Target Corp. is stepping up its efforts to remove potentially harmful chemicals from products and to push suppliers to disclose ingredients with a sweeping new chemicals policy that lays out deadlines for the first time.
Under the new policy unveiled Wednesday, the Minneapolis-based retailer said it is committed to ensuring its textile products will be free of perfluorinated chemicals (PFCs) and flame retardants by 2022.
Such chemicals can sometimes be found in products ranging from kids’ uniforms and tablecloths to sleeping bags and rugs. In addition, it has pledged to remove six chemicals, including phthalates and formaldehyde, from beauty, baby care, personal care and household cleaning products by 2020.
“These are definitely ambitious goals,” said Jennifer Silberman, Target’s chief sustainability officer. “It will be a lot of work … but we are fully committed to working to achieve those goals within those time frames.”
She added that the initial goals are the first in a series that will be rolled out in coming years.
The commitments cover not just Target’s private-owned brands, but also the national brands it carries on its shelves.
They also cover all of the company’s operations — from the products its employees use to clean stores to the chemicals factory workers are exposed to during the manufacturing process.
In addition, Target will work with suppliers toward the goal of having a full list of ingredients used in their products, including what the generic terms like “fragrances” mean.
This has been a particularly difficult nut to crack as cosmetics firms have said those ingredients could be trade secrets.
Target has set a deadline of 2020 as a goal for having all of its beauty, baby, personal care and household cleaning goods reach full transparency.
“We fully understand that it’s important to respect confidential formulations,” Silberman said. “There are options for how those companies can disclose the information, whether they give us full disclosure or if there’s a black-box type of disclosure.”
The term fragrances, said Beth Kemler with the advocacy group Safer Chemicals, Healthy Families, can include dozens to as many as 100 ingredients, some of which could be toxic.
“If using their market power, Target can get big brands to disclose what’s in their ingredients, that would be really huge,” she said.
She added that Target and Wal-Mart have been leaders among major retailers in pushing for more transparency from suppliers and getting rid of potentially harmful chemicals.

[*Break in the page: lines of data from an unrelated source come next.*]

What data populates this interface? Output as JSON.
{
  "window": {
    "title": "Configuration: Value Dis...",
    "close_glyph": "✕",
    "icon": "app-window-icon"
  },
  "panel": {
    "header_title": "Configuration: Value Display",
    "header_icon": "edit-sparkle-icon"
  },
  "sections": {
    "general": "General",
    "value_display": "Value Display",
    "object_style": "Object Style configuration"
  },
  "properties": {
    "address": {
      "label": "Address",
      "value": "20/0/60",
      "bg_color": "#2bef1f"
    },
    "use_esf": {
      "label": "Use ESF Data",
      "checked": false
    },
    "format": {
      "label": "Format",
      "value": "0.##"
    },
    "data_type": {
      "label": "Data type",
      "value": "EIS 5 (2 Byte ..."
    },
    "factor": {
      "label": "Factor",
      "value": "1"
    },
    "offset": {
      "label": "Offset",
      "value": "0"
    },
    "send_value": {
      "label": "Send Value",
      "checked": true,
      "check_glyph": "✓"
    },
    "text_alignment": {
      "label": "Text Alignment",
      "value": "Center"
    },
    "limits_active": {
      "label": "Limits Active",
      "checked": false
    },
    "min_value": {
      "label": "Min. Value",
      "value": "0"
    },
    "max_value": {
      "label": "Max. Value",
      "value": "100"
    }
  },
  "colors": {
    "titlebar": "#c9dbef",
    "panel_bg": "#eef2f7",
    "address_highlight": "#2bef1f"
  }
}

Both retailers were given a “B” grade in the report card her group put out in November, the highest grades given to the 11 companies it rated. Costco and Amazon were given an “F.”
Target’s announcement is also significant in that the company is putting some time frames around its goals, said Kemler.
“The deadlines are huge in showing they are committed as a company and are not just paying lip service to it,” she said.
In July, Wal-Mart asked its suppliers to remove formaldehyde, triclosan and six other substances from their products.
The changes have come as customers have voiced more concerns about chemicals used in products.
Target’s new policy unveiled Wednesday is its latest step after working on this issue for several years.
In 2013, it set up a sustainability index to internally score products on the toxicity of chemicals used in the products and in packaging. Those grades have helped guide which products Target stocks on its shelves.
As part of that process, Target and Wal-Mart, which has a similar grading system, have been asking suppliers to disclose all of the ingredients.
Target has used the index to fuel rolling out new initiatives such as its Made to Matter collection, a curated group of exclusive and better-for-you, greener products from national brands.
The retailer also said Wednesday that it will help suppliers find safer alternatives to replace some of these potentially harmful chemicals.
It has pledged to invest up to $5 million over the next five years in green chemistry innovation.